If you have ever looked at a painted wall from a sharp angle and seen the finished joints show through, this is an effect called joint banding or flashing. Drywall primer will significantly reduce or completely eliminate that effect.

Drywall Primer-Sealer

The most common method of priming drywall is to apply a coat of primer-sealer designed for drywall. Drywall primer-sealers come in both water-based (latex) forms, as well as oil-based (alkyd) forms.

In addition, you can choose between standard sealers, which are appropriate for perfectly smooth and well-finished walls, or high-build primer-sealers that can help fill in rough or uneven drywall finishing. The high-build products cost quite a bit more, but they may be worth the expense, especially if you are preparing a drywall surface that is rough. 

To improve coverage and quality, primer-sealers can be tinted before applying, so that the primer coat is a closer match to the color of the finish paint you have chosen. Paint stores may be able to add pigments to the sealer-primer, sometimes for a small additional fee. 

Drywall Primer Cost Savings

Though the main benefit of drywall primers is improved aesthetics, they also help you save some money.

Drywall primers will cost $15 to $25 per gallon. When compared to builder-grade paint, using a drywall primer will cost about the same. So, there will be no cost savings by substituting a drywall primer coat for a color coat.

But the cost savings is considerable with premium paints that cost $60 to $100 per gallon. Drywall primers cost three to four times less per coat, when compared to premium-paint color coats.

Flat Latex Paint

Using flat latex paint is another inexpensive way to prime drywall before painting. Even pros sometimes opt for cheap latex paint as a primer when the surface has been so well finished that the surface is perfectly smooth without flaws. Some drywall manufacturers even recommend plain flat latex paint as one type of drywall primer.

The cost of a gallon of basic flat latex paint is usually considerably less than that of top-quality finish paint. As with the primer-sealer, you can tint the flat white latex paint to more closely match the finish color.

Hiding Paints

Hiding paints take the concept of flat latex paint one step further. This product is still a flat latex paint, but it is slightly thicker and has better color-hiding properties than plain latex paint.

Make sure to choose a hiding paint that is compatible with unfinished drywall. Hiding paints may cost up to twice as much as ordinary flat latex paint.

Skim-Coating With Drywall Compound

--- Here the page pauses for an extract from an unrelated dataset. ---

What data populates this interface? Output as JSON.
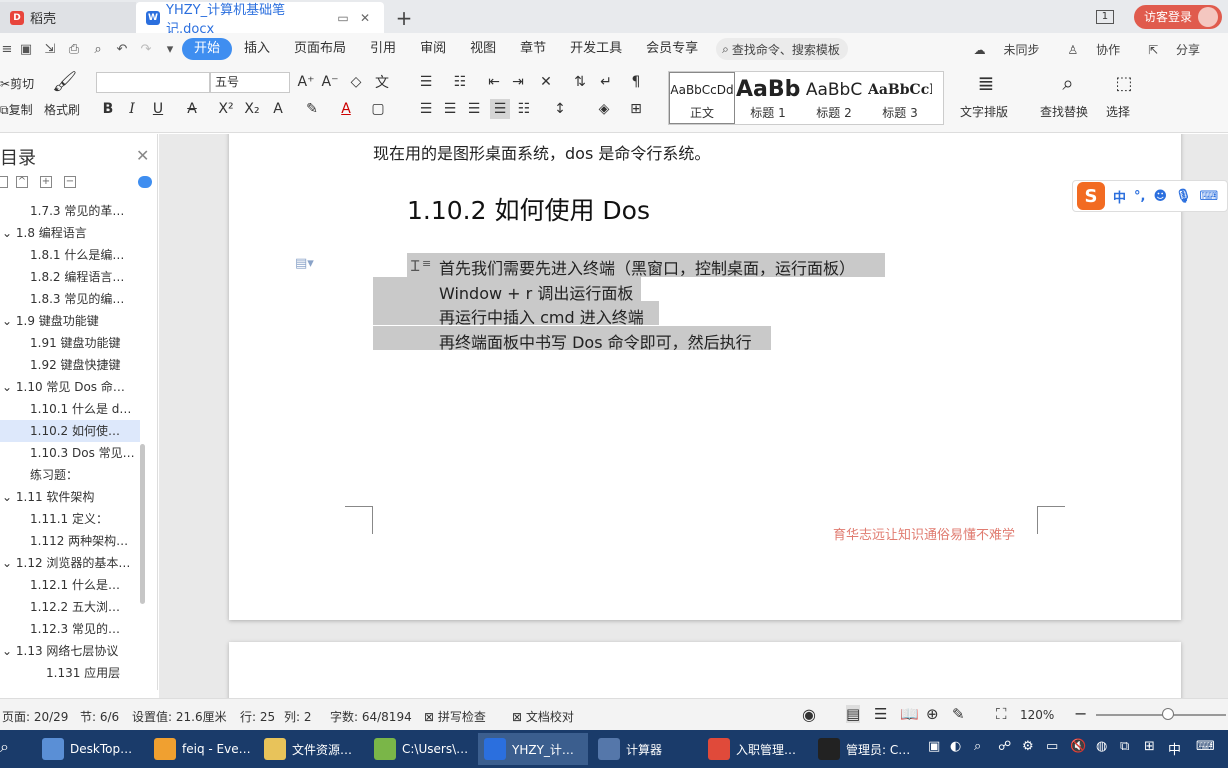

Skim-coating is the process of using a drywall taping knife to scrape drywall compound on and then immediately off. The remaining compound that your knife cannot scrape off is the skim-coat.

Skim coating is the level five drywall finishing step that professional installers perform to achieve perfect wall texture.

Skim coating cannot be done in lieu of priming; a prime coat would still be needed over a skim coated wall. Defects in the finish will show much more prominently after priming so they can be fixed before finish painting. The surface will also absorb less finish paint, making it go farther.